As an ex-pupil of the Dickson Plan and a former grammar school teacher, the new principal of City of Armagh High School has, by his own admission, moved out of his comfort zone.
Former Lurgan College student David Cunningham (38) has left his position as maths teacher and head of the sixth form at Armagh Royal, where he taught for 13 years, and has assumed responsibility for the all-ability, 11-16 year school in the city.
But, one month into the job, he is embracing the challenge and finding there are similarities too, namely, “fantastic, motivated staff and pleasant, well-mannered pupils”.
His new job does present a particular difficulty, however. In recent years, like many schools across the province, City of Armagh has suffered from falling pupil numbers - dropping from around 700 at its height to 263 today - and is, consequently, in a weak financial position.
However, the school is part of the Armagh Educational Village Plan, which proposes eight schools in the area, from the maintained and controlled sectors, coming together to share resources.
Under the proposal, City of Armagh would move from its present location to a new site beside the Royal School.

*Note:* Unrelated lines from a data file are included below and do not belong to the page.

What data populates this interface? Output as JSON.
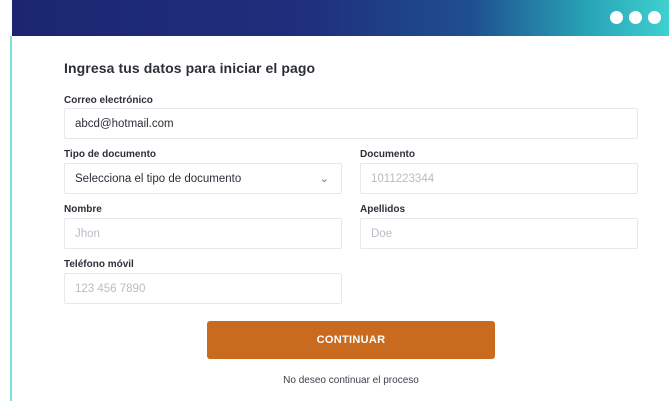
{
  "form": {
    "title": "Ingresa tus datos para iniciar el pago",
    "email": {
      "label": "Correo electrónico",
      "value": "abcd@hotmail.com"
    },
    "document_type": {
      "label": "Tipo de documento",
      "value": "Selecciona el tipo de documento"
    },
    "document": {
      "label": "Documento",
      "placeholder": "1011223344"
    },
    "first_name": {
      "label": "Nombre",
      "placeholder": "Jhon"
    },
    "last_name": {
      "label": "Apellidos",
      "placeholder": "Doe"
    },
    "phone": {
      "label": "Teléfono móvil",
      "placeholder": "123 456 7890"
    },
    "continue_label": "CONTINUAR",
    "cancel_label": "No deseo continuar el proceso"
  },
  "icons": {
    "menu": "more-dots-icon",
    "select": "chevron-down-icon"
  },
  "colors": {
    "accent": "#c96b1f",
    "header_start": "#1c2670",
    "header_end": "#3fd0cf"
  }
}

Said Mr Cunningham, “Each school would retain its own identity but it would give us a much better opportunity to share facilities and courses. It would also be a better location for us and would be a fantastic boost for the controlled education sector in the city.”
In the immediate term, the Donacloney man is focusing on building up relationships with his staff and pupils and providing more extra-curricular activities.
He has introduced the Duke of Edinburgh Award scheme and has had an enthusiastic response. Mr Cunningham, who was a qualified outdoor instructor before becoming a teacher, was in charge of the scheme at The Royal School and is passionate about “taking young people out of their comfort zone and challenging them”.
He is also developing the inter-house competition structure and encouraging more participation in local leagues and competitions.
He explained, “We want to give every child the opportunity to have an activity they can take part in. We are trying to educate the whole person, to give pupils the chance to develop socially and emotionally.
“I have no doubt they will get a good educational opportunity at City of Armagh; what we are trying to do is develop these other aspects of the school.”
A former pupil of Lurgan JHS and Lurgan College, Mr Cunningham has been following the Dickson Plan debate with interest.
He said, “I grew up with the Dickson Plan and I was very happy at school but I would choose the 11-18 model over the Dickson Plan as I think it provides more continuity rather than changing schools at 14.
“I think it would be a shame if Portadown and Lurgan were to lose their grammar schools. A grammar school from 11-18 and a separate high school would be my preference.”
Mr Cunningham and his wife Kathryn have four children - Joshua (11), Sam (9), Annie (7) and Joni (6) - and when he’s not at school he’s busy being a hands-on dad and taking the Boys’ Brigade in Waringstown where he is an officer.
He also likes to pursue his hobbies of climbing and hill walking as well as spending time on the family farm in Donacloney where his mum and dad, Jim and Ruth, still live.